Researchers probing peatlands to discover clues about past environments and carbon stocks on land have identified peatland that is twice as old and much deeper than previously thought.
Their findings, detailed in an open-access paper published Sept. 14 in the journal Environmental Research Letters, show that an inland site near Putussibau, not far from the Indonesia-Malaysia border, formed at least 47,800 years old and contains peat 18 meters deep — roughly the height of a six-story building.
The study provides new insights about the climate of equatorial rainforests, especially during the last ice age, said study co-author Dan Gavin, a professor of geography at the University of Oregon.
“This existence of this very deep and old peatland provides some clues on past climate,” Gavin said. “It tells us that this area remained sufficiently wet and warm to support peat growth through the last ice age. The climate during that time is still poorly understood as there are few places in the very-wet tropics, where there is no dry season, that have such long sediment archives.”
For the study, the research team, led by Monika Ruwaimana, a doctoral student at the UO and lecturer at Indonesia’s Universitas Atma Jaya Yogyakarta, collected peat cores from two inland and three coastal sites associated with the Kapuas River in West Kalimantan, a province of Indonesia on Borneo.

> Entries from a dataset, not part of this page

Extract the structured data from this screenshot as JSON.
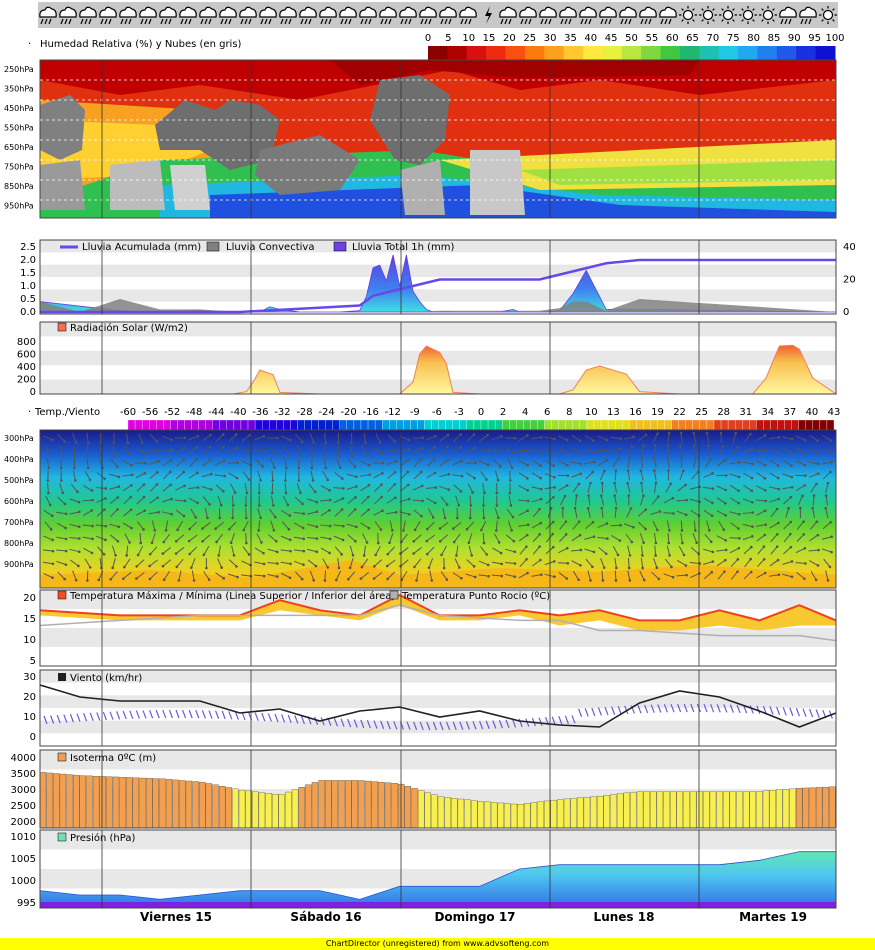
{
  "weather_icons": [
    "rain-cloud",
    "rain-cloud",
    "rain-cloud",
    "rain-cloud",
    "rain-cloud",
    "rain-cloud",
    "rain-cloud",
    "rain-cloud",
    "rain-cloud",
    "rain-cloud",
    "rain-cloud",
    "rain-cloud",
    "rain-cloud",
    "rain-cloud",
    "rain-cloud",
    "rain-cloud",
    "rain-cloud",
    "rain-cloud",
    "rain-cloud",
    "rain-cloud",
    "rain-cloud",
    "rain-cloud",
    "lightning",
    "rain-cloud",
    "rain-cloud",
    "rain-cloud",
    "rain-cloud",
    "rain-cloud",
    "rain-cloud",
    "rain-cloud",
    "rain-cloud",
    "rain-cloud",
    "sun",
    "sun",
    "sun",
    "sun",
    "sun",
    "rain-cloud",
    "rain-cloud",
    "sun"
  ],
  "humidity": {
    "title": "Humedad Relativa (%) y Nubes (en gris)",
    "scale_labels": [
      "0",
      "5",
      "10",
      "15",
      "20",
      "25",
      "30",
      "35",
      "40",
      "45",
      "50",
      "55",
      "60",
      "65",
      "70",
      "75",
      "80",
      "85",
      "90",
      "95",
      "100"
    ],
    "scale_colors": [
      "#8b0000",
      "#b00000",
      "#d81010",
      "#ee2a10",
      "#f85010",
      "#fc7a10",
      "#fda020",
      "#ffc830",
      "#ffe840",
      "#e8f040",
      "#b8e840",
      "#80d840",
      "#40c840",
      "#20b870",
      "#20c0b0",
      "#20c8e8",
      "#20a8f0",
      "#2080f0",
      "#2058e8",
      "#1830e0",
      "#1010d0"
    ],
    "levels": [
      "250hPa",
      "350hPa",
      "450hPa",
      "550hPa",
      "650hPa",
      "750hPa",
      "850hPa",
      "950hPa"
    ]
  },
  "rain": {
    "legend": [
      "Lluvia Acumulada (mm)",
      "Lluvia Convectiva",
      "Lluvia Total 1h (mm)"
    ],
    "left_ticks": [
      "2.5",
      "2.0",
      "1.5",
      "1.0",
      "0.5",
      "0.0"
    ],
    "right_ticks": [
      "40",
      "20",
      "0"
    ]
  },
  "radiation": {
    "title": "Radiación Solar (W/m2)",
    "ticks": [
      "800",
      "600",
      "400",
      "200",
      "0"
    ]
  },
  "temp_wind": {
    "title": "Temp./Viento",
    "scale_labels": [
      "-60",
      "-56",
      "-52",
      "-48",
      "-44",
      "-40",
      "-36",
      "-32",
      "-28",
      "-24",
      "-20",
      "-16",
      "-12",
      "-9",
      "-6",
      "-3",
      "0",
      "2",
      "4",
      "6",
      "8",
      "10",
      "13",
      "16",
      "19",
      "22",
      "25",
      "28",
      "31",
      "34",
      "37",
      "40",
      "43"
    ],
    "levels": [
      "300hPa",
      "400hPa",
      "500hPa",
      "600hPa",
      "700hPa",
      "800hPa",
      "900hPa"
    ]
  },
  "temperature": {
    "legend": [
      "Temperatura Máxima / Mínima (Linea Superior / Inferior del área)",
      "Temperatura Punto Rocio (ºC)"
    ],
    "ticks": [
      "20",
      "15",
      "10",
      "5"
    ]
  },
  "wind": {
    "title": "Viento (km/hr)",
    "ticks": [
      "30",
      "20",
      "10",
      "0"
    ]
  },
  "isotherm": {
    "title": "Isoterma 0ºC (m)",
    "ticks": [
      "4000",
      "3500",
      "3000",
      "2500",
      "2000"
    ]
  },
  "pressure": {
    "title": "Presión (hPa)",
    "ticks": [
      "1010",
      "1005",
      "1000",
      "995"
    ]
  },
  "days": [
    "Viernes 15",
    "Sábado 16",
    "Domingo 17",
    "Lunes 18",
    "Martes 19"
  ],
  "footer": "ChartDirector (unregistered) from www.advsofteng.com",
  "chart_data": [
    {
      "type": "area",
      "title": "Lluvia Acumulada (mm) / Lluvia Convectiva / Lluvia Total 1h (mm)",
      "x_unit": "hour",
      "series": [
        {
          "name": "Lluvia Total 1h (mm)",
          "x": [
            0,
            24,
            30,
            36,
            48,
            54,
            60,
            63,
            66,
            69,
            72,
            78,
            84,
            90,
            96,
            98,
            100,
            102,
            104,
            106,
            108,
            110,
            112,
            114,
            116,
            118,
            120,
            122,
            124,
            126,
            128,
            130,
            132,
            134,
            136,
            138,
            140,
            142,
            144,
            150,
            156,
            160,
            164,
            170,
            180,
            239
          ],
          "values": [
            0.4,
            0.05,
            0,
            0,
            0.05,
            0,
            0,
            0,
            0,
            0.2,
            0.1,
            0,
            0,
            0,
            0.05,
            0.6,
            1.7,
            1.8,
            1.2,
            2.2,
            1.0,
            2.2,
            0.8,
            0.4,
            0.1,
            0,
            0,
            0.02,
            0,
            0,
            0,
            0,
            0,
            0,
            0,
            0,
            0.05,
            0.1,
            0,
            0,
            0.05,
            0.7,
            1.6,
            0.1,
            0.1,
            0
          ]
        },
        {
          "name": "Lluvia Convectiva",
          "x": [
            0,
            12,
            24,
            36,
            48,
            60,
            72,
            84,
            96,
            110,
            120,
            130,
            150,
            156,
            160,
            164,
            170,
            180,
            239
          ],
          "values": [
            0.4,
            0,
            0.5,
            0.1,
            0.1,
            0,
            0,
            0,
            0,
            0,
            0.05,
            0.05,
            0.05,
            0.15,
            0.4,
            0.4,
            0.05,
            0.5,
            0
          ]
        },
        {
          "name": "Lluvia Acumulada (mm)",
          "x": [
            0,
            60,
            96,
            100,
            110,
            120,
            130,
            150,
            160,
            170,
            180,
            200,
            239
          ],
          "values": [
            0,
            0,
            4,
            10,
            15,
            20,
            20,
            20,
            25,
            30,
            32,
            32,
            32
          ]
        }
      ],
      "ylim": [
        0,
        2.5
      ],
      "y2lim": [
        0,
        40
      ]
    },
    {
      "type": "area",
      "title": "Radiación Solar (W/m2)",
      "x_unit": "hour",
      "x": [
        0,
        12,
        24,
        36,
        48,
        58,
        62,
        64,
        66,
        70,
        72,
        84,
        96,
        108,
        112,
        114,
        116,
        118,
        120,
        122,
        124,
        132,
        144,
        156,
        160,
        164,
        168,
        176,
        180,
        192,
        204,
        214,
        218,
        222,
        226,
        228,
        232,
        239
      ],
      "values": [
        0,
        0,
        0,
        0,
        0,
        0,
        30,
        150,
        300,
        240,
        20,
        0,
        0,
        0,
        150,
        500,
        600,
        560,
        520,
        380,
        20,
        0,
        0,
        0,
        50,
        300,
        350,
        250,
        30,
        0,
        0,
        0,
        200,
        600,
        610,
        560,
        200,
        0
      ],
      "ylim": [
        0,
        900
      ]
    },
    {
      "type": "line",
      "title": "Temperatura Máxima / Mínima / Temperatura Punto Rocio (ºC)",
      "x_unit": "hour",
      "series": [
        {
          "name": "Temperatura Máxima",
          "x": [
            0,
            24,
            48,
            60,
            72,
            84,
            96,
            108,
            120,
            132,
            144,
            156,
            168,
            180,
            192,
            204,
            216,
            228,
            239
          ],
          "values": [
            16,
            15,
            15,
            15,
            18,
            16,
            15,
            19,
            15,
            15,
            16,
            15,
            16,
            14,
            14,
            16,
            14,
            17,
            14
          ]
        },
        {
          "name": "Temperatura Mínima",
          "x": [
            0,
            24,
            48,
            60,
            72,
            84,
            96,
            108,
            120,
            132,
            144,
            156,
            168,
            180,
            192,
            204,
            216,
            228,
            239
          ],
          "values": [
            15,
            14,
            14,
            14,
            16,
            15,
            14,
            17,
            14,
            14,
            15,
            13,
            14,
            12,
            12,
            13,
            12,
            13,
            13
          ]
        },
        {
          "name": "Temperatura Punto Rocio (ºC)",
          "x": [
            0,
            24,
            48,
            72,
            96,
            108,
            120,
            144,
            156,
            168,
            180,
            204,
            228,
            239
          ],
          "values": [
            13,
            14,
            15,
            15,
            15,
            17,
            15,
            14,
            14,
            12,
            12,
            11,
            11,
            10
          ]
        }
      ],
      "ylim": [
        5,
        20
      ]
    },
    {
      "type": "line",
      "title": "Viento (km/hr)",
      "x_unit": "hour",
      "series": [
        {
          "name": "Viento (km/hr)",
          "x": [
            0,
            12,
            24,
            48,
            60,
            72,
            84,
            96,
            108,
            120,
            132,
            144,
            156,
            168,
            180,
            192,
            204,
            216,
            228,
            239
          ],
          "values": [
            26,
            20,
            18,
            18,
            12,
            14,
            8,
            13,
            15,
            10,
            13,
            8,
            6,
            5,
            17,
            23,
            20,
            13,
            5,
            12
          ]
        }
      ],
      "ylim": [
        0,
        30
      ]
    },
    {
      "type": "bar",
      "title": "Isoterma 0ºC (m)",
      "x_unit": "hour",
      "x": [
        0,
        12,
        24,
        36,
        48,
        60,
        72,
        84,
        96,
        108,
        120,
        132,
        144,
        156,
        168,
        180,
        192,
        204,
        216,
        228,
        239
      ],
      "values": [
        3550,
        3450,
        3400,
        3350,
        3250,
        3000,
        2850,
        3300,
        3300,
        3200,
        2800,
        2650,
        2550,
        2700,
        2800,
        2950,
        2950,
        2950,
        2950,
        3050,
        3100
      ],
      "ylim": [
        2000,
        4000
      ]
    },
    {
      "type": "area",
      "title": "Presión (hPa)",
      "x_unit": "hour",
      "x": [
        0,
        12,
        24,
        36,
        48,
        60,
        72,
        84,
        96,
        108,
        120,
        132,
        144,
        156,
        168,
        180,
        192,
        204,
        216,
        228,
        239
      ],
      "values": [
        998,
        997,
        997,
        996,
        997,
        998,
        998,
        998,
        996,
        999,
        999,
        999,
        1003,
        1004,
        1004,
        1004,
        1004,
        1004,
        1005,
        1007,
        1007
      ],
      "ylim": [
        994,
        1012
      ]
    }
  ]
}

The Putussibau site has been not been as disturbed as most other areas of Indonesia by deforestation and land conversion to agriculture.
“We thought the Putussibau site would be thinner because people had already built roads over it,” Ruwaimana said. “But surprisingly we found depths of 17 to 18 meters. As comparison, the average peat depth in Indonesia is 5 to 6 meters.”
In contrast, the coastal sites, particularly in the Kapuas River delta, contain shallower peatland that didn’t begin forming until after the last ice age and after sea level stabilized between 4,000 and 7,000 years ago.
The lower base of the inlet peats that were examined is lower than the current riverbed, noted co-author Gusti Z. Anshari of the Universitas Tanjungpura in Pontianak, Indonesia.
“The inland peat contains an important archive about past hydrology and climates,” he said. “The coastal peat bed is higher than the current riverbed, making it prone to dryness. The coastal peat burns every dry season because of water loss through hydrological conductivity.”
Human disturbances related to land-use changes, he added, have caused high carbon emissions and create fire-loving degraded peats.
“The inland peat possibly played an important role in climate and carbon storage before and during the last ice age,” Ruwaimana said.
During that glaciation, she noted, atmospheric carbon dioxide was much lower and previous evidence suggested that much of the region’s carbon had moved into the oceans. The new findings, however, show inland peatlands persisted.
Across the sites, 37 radiocarbon dates were obtained. During a cool, dry period 20,000-30,000 years ago, Ruwaimana said, the new dating synthesized with previous dating across Indonesia indicated a hiatus of peatland formation.
“The significance is that conditions must have remained sufficiently wet so that the peat in the upper Kapuas was not lost during this period,” she said. “The ages provide a clearer picture on its formation history and how it connects to the past climate. As this peat forms layer by layer like a pancake layer cake, each layer tells us the story about fire, plant and climate when that layer was formed.”
With the revised depths of inland peatlands at these sites, the researchers suggest that previous estimates of carbon storage — 25.3 gigatons across Indonesia and 9.1 gigatons on Borneo — are too low. However, Ruwaimana said, more data is needed across the region for more accurate calculations.
Depths of the older peats obtained in the study, she noted, varied dramatically, with some peats of less than two meters depth being more than 10,000 years old.
The inland sites, the researchers wrote, may be the oldest tropical peats and contain the largest density of carbon in the world but are increasingly being threatened by changes in land use.
Lucas Silva, a professor of geography and head of the UO’s Soil Plant Atmosphere research lab, also was a co-author on the study.